When Moshe ascended to shamayim to receive the Torah, he was accosted by angels demanding, “Mah l’yelud isha beineinu?” – what is this ‘born of woman’ doing among us? (Shabbos 88)
Clearly the term ‘born of woman’ is intended as a derogatory lowering of Moshe’s stature, and the misogynistic overtones may indeed be intended (see Mei HaShiloach for a striking comment in that regard). I think there is more to it than that. The Alter m’Slabodka writes that what distinguishes man from angel is man’s power of free choice. An angel’s existence is static, but man has the ability to elevate himself and all the universe to come closer to G-d. He reads this idea into the debate between the angels and Moshe, but the essential point is that Torah is the vehicle that directs bechira. Who was it that first exercised this right of bechira? It was woman. Chavah made the first choice to disobey, which may have in fact changed the whole concept of bechira to allow man freedom to turn away from G-d (see R’ Dessler, vol 2). The gemara highlights the double edged sword of free choice – Moshe is ‘yelud isha’, a descendent of the one who introduced disobedience to G-d in the world, yet, according to the Alter’s reading (see vol 2), that very power or free choice to disobey is what makes man most deserving to receive the dvar Hashem.

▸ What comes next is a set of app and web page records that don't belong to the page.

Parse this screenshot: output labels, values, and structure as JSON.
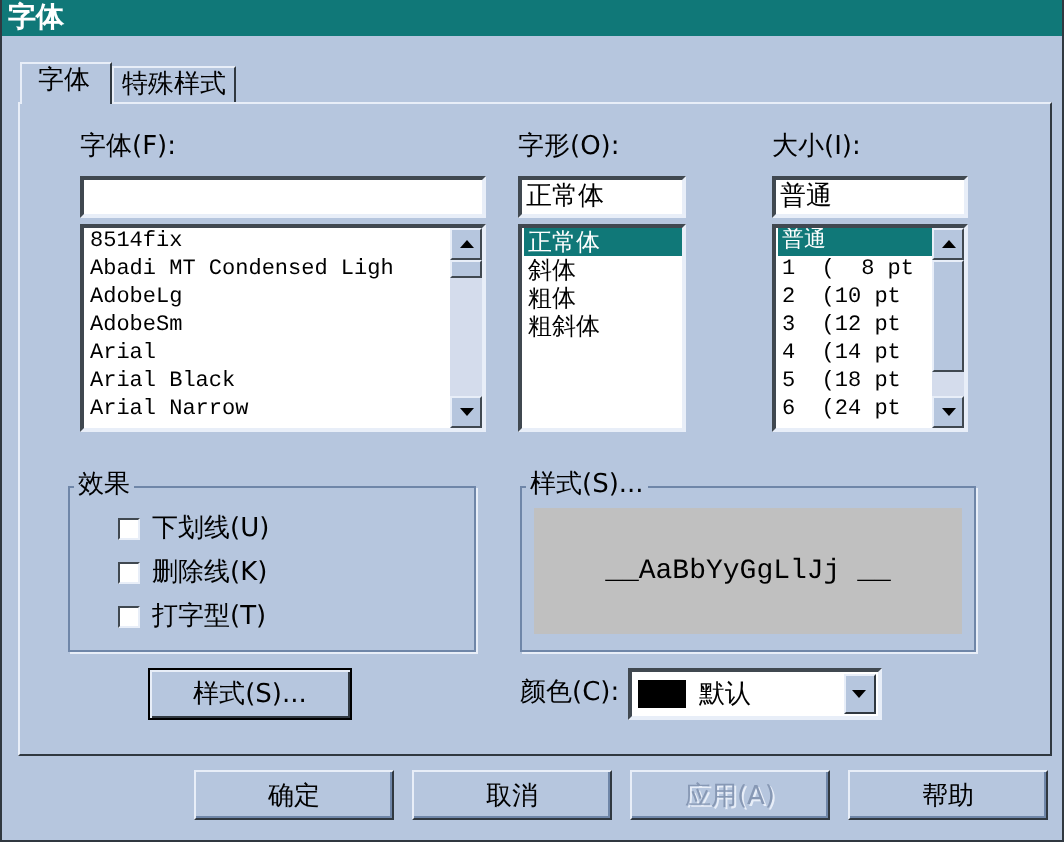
{
  "window": {
    "title": "字体"
  },
  "tabs": [
    {
      "label": "字体",
      "selected": true
    },
    {
      "label": "特殊样式",
      "selected": false
    }
  ],
  "font": {
    "label": "字体(F):",
    "items": [
      {
        "label": "8514fix",
        "selected": false
      },
      {
        "label": "Abadi MT Condensed Ligh",
        "selected": false
      },
      {
        "label": "AdobeLg",
        "selected": false
      },
      {
        "label": "AdobeSm",
        "selected": false
      },
      {
        "label": "Arial",
        "selected": false
      },
      {
        "label": "Arial Black",
        "selected": false
      },
      {
        "label": "Arial Narrow",
        "selected": false
      }
    ]
  },
  "style": {
    "label": "字形(O):",
    "value": "正常体",
    "items": [
      {
        "label": "正常体",
        "selected": true
      },
      {
        "label": "斜体",
        "selected": false
      },
      {
        "label": "粗体",
        "selected": false
      },
      {
        "label": "粗斜体",
        "selected": false
      }
    ]
  },
  "size": {
    "label": "大小(I):",
    "value": "普通",
    "items": [
      {
        "label": "普通",
        "selected": true
      },
      {
        "label": "1  (  8 pt",
        "selected": false
      },
      {
        "label": "2  (10 pt",
        "selected": false
      },
      {
        "label": "3  (12 pt",
        "selected": false
      },
      {
        "label": "4  (14 pt",
        "selected": false
      },
      {
        "label": "5  (18 pt",
        "selected": false
      },
      {
        "label": "6  (24 pt",
        "selected": false
      }
    ]
  },
  "effects": {
    "title": "效果",
    "options": [
      {
        "label": "下划线(U)",
        "checked": false
      },
      {
        "label": "删除线(K)",
        "checked": false
      },
      {
        "label": "打字型(T)",
        "checked": false
      }
    ]
  },
  "preview": {
    "title": "样式(S)...",
    "sample": "__AaBbYyGgLlJj __"
  },
  "style_button": {
    "label": "样式(S)..."
  },
  "color": {
    "label": "颜色(C):",
    "value": "默认",
    "color": "#000000"
  },
  "buttons": [
    {
      "label": "确定",
      "disabled": false
    },
    {
      "label": "取消",
      "disabled": false
    },
    {
      "label": "应用(A)",
      "disabled": true
    },
    {
      "label": "帮助",
      "disabled": false
    }
  ]
}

Our discussion of ‘Moshe hosif yom echad m’da’ato’, Moshe adding an extra day of preparation for kabbalas haTorah, got me thinking of this term ‘yelud isha’ in a different way. Rashi (P’ Braishis) explains that Chavah was led to sin by her having added to the command of Hashem – G-d commanded not to eat of the eitz hada’as, yet she told the nachash that she was commanded not to touch it. By confusing the prohibition, she ended up eating from the tree. By the angels’ measure, Moshe was a day late in getting to shamayim. ‘Yelud isha’ may be intended as a reminder that adding to the dvar Hashem m’da’ato can have tragic consequences, as the history of Chavah illustrates. This approach is a bit harder to work into the answer of the gemara, which highlights man’s mission of overcoming a yetzer hara. Perhaps Moshe was suggesting that in Chavah’s pure environment of gan eden adding to G-d’s command was unnecessary, but after man has already fallen and must overcome his base instinct, we require the additional preparation and enactments of torah sheba’al peh to prepare us to receive and help us observe the dvar Hashem.